Although neither the buyers nor the sellers would confirm the exact sales price, seller Harry Holland said that the price was “somewhere south” of the $4.98 million asking price, but greater than $4 million.

“It was almost what we had in it. It was a prideful property for us, not a money-maker,” Holland said.

And despite rumors in Norwich that the buildings were going to be torn down and a McDonald’s and Jiffy Lube built on the property, Norwich Square is going to stay as it was before the sale, he said.

“These are wonderful people who appreciate the buildings and want to preserve them,” Holland said.

Holland build Norwich Square between 1990 an 1994 using most of the existing homes and buildings on the 1.4-acre site, and although the buildings maintain the architectural detail and preserve and the historic character of the original 18th century structures, the project faced bitter opposition from some town residents.

“I didn’t get a lot of hugs on the street at the start, but most people generally came around. I have a nice scrapbook of some of the hate mail I got,” Holland said.

“For us, it wasn’t a get-rich-quick project, and I spent a lot of time mowing lawns and keeping up with things. I think the best days are yet to come for Norwich Square, and it will have a quiet change of command.”

There were two residences originally on the property that were built by the early residents some time between 1775 and 1795, said Nancy Hoggson of the Norwich Historical Society.

Emerson, a prominent merchant, build a number of houses in what was then called the Norwich Plain, including one that is where Zuzu’s now is located, she said.

The other house is the Elijah Burton House was on the corner.
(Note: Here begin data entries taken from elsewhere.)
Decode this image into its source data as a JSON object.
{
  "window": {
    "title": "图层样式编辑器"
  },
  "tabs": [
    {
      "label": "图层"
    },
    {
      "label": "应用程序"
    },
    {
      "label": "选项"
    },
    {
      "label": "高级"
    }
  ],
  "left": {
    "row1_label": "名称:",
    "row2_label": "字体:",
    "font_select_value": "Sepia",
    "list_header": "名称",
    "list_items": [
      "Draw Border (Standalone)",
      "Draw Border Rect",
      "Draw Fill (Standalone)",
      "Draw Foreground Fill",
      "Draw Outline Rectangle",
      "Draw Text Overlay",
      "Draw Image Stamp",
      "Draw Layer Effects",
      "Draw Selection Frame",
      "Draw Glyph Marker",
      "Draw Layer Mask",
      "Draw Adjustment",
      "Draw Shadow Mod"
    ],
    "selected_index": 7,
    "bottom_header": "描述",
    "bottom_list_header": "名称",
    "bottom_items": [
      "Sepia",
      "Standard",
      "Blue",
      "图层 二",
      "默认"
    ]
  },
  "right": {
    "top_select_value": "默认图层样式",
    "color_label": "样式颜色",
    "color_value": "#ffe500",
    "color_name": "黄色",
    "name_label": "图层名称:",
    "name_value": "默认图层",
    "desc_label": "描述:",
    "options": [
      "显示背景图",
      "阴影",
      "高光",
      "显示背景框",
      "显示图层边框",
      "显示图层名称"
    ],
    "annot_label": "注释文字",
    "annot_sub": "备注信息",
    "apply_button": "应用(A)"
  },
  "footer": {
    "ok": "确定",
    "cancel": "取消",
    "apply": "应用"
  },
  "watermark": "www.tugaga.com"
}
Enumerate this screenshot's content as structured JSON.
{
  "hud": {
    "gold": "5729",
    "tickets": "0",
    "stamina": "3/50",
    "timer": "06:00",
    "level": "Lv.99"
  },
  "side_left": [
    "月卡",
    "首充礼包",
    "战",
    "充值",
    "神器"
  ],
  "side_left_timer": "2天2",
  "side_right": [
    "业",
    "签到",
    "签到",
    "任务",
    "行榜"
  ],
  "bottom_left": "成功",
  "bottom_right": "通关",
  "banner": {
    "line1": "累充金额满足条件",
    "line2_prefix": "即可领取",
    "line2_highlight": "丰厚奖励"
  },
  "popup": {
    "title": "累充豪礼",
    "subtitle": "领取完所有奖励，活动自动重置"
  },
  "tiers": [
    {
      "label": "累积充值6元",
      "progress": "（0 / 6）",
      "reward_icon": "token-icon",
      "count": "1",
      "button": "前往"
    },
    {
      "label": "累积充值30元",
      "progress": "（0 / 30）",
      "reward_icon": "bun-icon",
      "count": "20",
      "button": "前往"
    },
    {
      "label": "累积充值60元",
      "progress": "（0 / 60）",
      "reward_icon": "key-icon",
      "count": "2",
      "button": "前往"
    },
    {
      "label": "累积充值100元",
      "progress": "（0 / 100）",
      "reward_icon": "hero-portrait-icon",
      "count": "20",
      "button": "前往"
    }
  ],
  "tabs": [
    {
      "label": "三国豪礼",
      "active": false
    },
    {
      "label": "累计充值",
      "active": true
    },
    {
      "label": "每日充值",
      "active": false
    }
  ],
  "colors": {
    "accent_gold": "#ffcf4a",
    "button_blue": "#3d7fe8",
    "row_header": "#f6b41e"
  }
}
The bookstore is a new building that matches the earlier architecture, and the building that now houses the post office was the carriage shed.

The buildings that were torn down to make room for Norwich Square — the brick post office and a drugstore that also sold liquor — were 20th century and insignificant architecturally, Hoggson said.

“Harry did a really nice job building the Square, and it’s the hub of the community. It’s our downtown. He put a lot into making sure it was a nice development,” she said.

In recent years, Osgood and Hilles have been major players in the revitalization of downtown Windsor.

They have purchased and restored properties, including the former Unitarian church (now an artist’s studio), the Enright Block and Windsor House.

They have admired Norwich Square for a number of years, and recently shopped there for Christmas presents for friends and family, Osgood said Thursday afternoon.

They weren’t recognized by the merchants during their recent shopping trip, and “we didn’t get any discounts,” Hilles quipped.

“(Norwich Square) is a lovely building, and it’s wonderful the way it is. It gives us a great opportunity to become part of the Norwich community. We’re not going to change things. We’re preservationists. This is a beautiful historic building, and we are going to keep it that way,” Osgood said.

Warren Johnston can be reached at or 603-727-3216.